Component data from apps and pages:
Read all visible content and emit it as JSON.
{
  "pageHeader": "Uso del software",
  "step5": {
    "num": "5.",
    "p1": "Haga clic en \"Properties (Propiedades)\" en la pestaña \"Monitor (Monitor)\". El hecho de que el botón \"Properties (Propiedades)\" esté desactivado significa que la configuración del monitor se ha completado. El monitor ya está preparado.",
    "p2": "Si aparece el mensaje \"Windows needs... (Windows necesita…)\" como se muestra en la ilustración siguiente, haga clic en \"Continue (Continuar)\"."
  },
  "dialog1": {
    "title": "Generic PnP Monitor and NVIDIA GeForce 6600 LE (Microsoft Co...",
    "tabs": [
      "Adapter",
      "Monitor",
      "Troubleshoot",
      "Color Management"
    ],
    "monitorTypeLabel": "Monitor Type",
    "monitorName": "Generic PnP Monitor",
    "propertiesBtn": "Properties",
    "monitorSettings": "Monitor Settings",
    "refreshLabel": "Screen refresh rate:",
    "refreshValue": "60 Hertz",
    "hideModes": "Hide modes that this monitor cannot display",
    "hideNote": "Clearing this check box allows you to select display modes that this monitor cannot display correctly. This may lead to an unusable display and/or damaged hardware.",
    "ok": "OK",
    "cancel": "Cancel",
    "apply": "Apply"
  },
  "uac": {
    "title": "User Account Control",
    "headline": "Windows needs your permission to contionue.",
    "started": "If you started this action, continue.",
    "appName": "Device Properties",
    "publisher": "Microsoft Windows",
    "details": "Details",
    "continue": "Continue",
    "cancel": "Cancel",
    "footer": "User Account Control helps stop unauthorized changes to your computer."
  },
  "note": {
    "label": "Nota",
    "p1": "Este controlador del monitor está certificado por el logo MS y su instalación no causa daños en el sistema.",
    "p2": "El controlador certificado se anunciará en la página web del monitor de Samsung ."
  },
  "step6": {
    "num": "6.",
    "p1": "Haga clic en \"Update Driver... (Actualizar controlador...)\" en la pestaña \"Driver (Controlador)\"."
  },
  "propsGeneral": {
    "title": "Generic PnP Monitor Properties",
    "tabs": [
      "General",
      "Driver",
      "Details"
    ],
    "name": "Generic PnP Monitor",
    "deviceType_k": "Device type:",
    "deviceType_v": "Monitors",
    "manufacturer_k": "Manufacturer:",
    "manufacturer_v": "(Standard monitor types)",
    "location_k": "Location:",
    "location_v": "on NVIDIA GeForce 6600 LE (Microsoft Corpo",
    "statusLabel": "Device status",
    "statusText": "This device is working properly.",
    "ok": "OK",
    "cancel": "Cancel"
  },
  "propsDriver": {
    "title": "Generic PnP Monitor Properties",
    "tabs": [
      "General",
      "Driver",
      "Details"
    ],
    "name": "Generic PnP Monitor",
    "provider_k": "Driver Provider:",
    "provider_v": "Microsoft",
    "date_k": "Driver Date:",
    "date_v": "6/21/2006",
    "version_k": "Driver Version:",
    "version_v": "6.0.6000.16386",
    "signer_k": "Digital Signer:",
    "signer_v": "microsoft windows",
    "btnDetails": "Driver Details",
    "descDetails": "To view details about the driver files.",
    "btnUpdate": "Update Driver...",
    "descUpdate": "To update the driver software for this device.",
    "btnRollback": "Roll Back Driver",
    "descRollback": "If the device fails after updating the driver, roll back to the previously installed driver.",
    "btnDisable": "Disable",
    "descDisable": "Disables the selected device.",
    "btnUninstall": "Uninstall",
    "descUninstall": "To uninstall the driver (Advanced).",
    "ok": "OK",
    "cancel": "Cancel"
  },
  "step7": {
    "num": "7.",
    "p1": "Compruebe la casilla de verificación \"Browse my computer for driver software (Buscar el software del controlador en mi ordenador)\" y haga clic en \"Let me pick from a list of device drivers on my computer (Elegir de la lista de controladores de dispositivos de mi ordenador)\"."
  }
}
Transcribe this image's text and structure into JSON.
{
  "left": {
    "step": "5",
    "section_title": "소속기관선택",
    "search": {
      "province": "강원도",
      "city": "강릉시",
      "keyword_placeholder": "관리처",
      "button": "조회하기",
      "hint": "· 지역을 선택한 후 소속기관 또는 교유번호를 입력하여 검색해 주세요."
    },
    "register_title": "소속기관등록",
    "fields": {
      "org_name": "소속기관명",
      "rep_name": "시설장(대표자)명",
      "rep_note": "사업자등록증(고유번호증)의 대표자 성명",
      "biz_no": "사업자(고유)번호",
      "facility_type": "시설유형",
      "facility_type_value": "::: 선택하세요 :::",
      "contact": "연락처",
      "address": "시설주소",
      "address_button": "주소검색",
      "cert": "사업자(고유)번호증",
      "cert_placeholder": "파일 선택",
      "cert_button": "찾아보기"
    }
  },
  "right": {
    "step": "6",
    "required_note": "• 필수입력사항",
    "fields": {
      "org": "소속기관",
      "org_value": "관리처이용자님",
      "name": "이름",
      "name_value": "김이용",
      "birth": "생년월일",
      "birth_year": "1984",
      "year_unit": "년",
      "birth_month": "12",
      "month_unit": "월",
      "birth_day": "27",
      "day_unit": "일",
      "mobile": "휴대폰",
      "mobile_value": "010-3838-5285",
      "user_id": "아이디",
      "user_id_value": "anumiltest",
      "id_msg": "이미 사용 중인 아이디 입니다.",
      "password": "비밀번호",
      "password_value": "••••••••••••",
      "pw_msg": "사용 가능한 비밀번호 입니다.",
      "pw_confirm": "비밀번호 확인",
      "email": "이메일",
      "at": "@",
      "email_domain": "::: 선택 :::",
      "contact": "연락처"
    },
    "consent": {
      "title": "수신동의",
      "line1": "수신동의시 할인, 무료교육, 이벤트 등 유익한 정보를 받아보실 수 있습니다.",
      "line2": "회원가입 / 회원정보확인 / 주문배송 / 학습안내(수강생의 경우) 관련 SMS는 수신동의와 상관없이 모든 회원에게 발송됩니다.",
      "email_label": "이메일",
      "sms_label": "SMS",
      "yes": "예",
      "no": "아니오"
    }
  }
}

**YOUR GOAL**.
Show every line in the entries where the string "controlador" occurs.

**RESULT FOR THIS TASK**.
    "p1": "Este controlador del monitor está certificado por el logo MS y su instalación no causa daños en el sistema.",
    "p2": "El controlador certificado se anunciará en la página web del monitor de Samsung ."
    "p1": "Haga clic en \"Update Driver... (Actualizar controlador...)\" en la pestaña \"Driver (Controlador)\"."
    "p1": "Compruebe la casilla de verificación \"Browse my computer for driver software (Buscar el software del controlador en mi ordenador)\" y haga clic en \"Let me pick from a list of device drivers on my computer (Elegir de la lista de controladores de dispositivos de mi ordenador)\"."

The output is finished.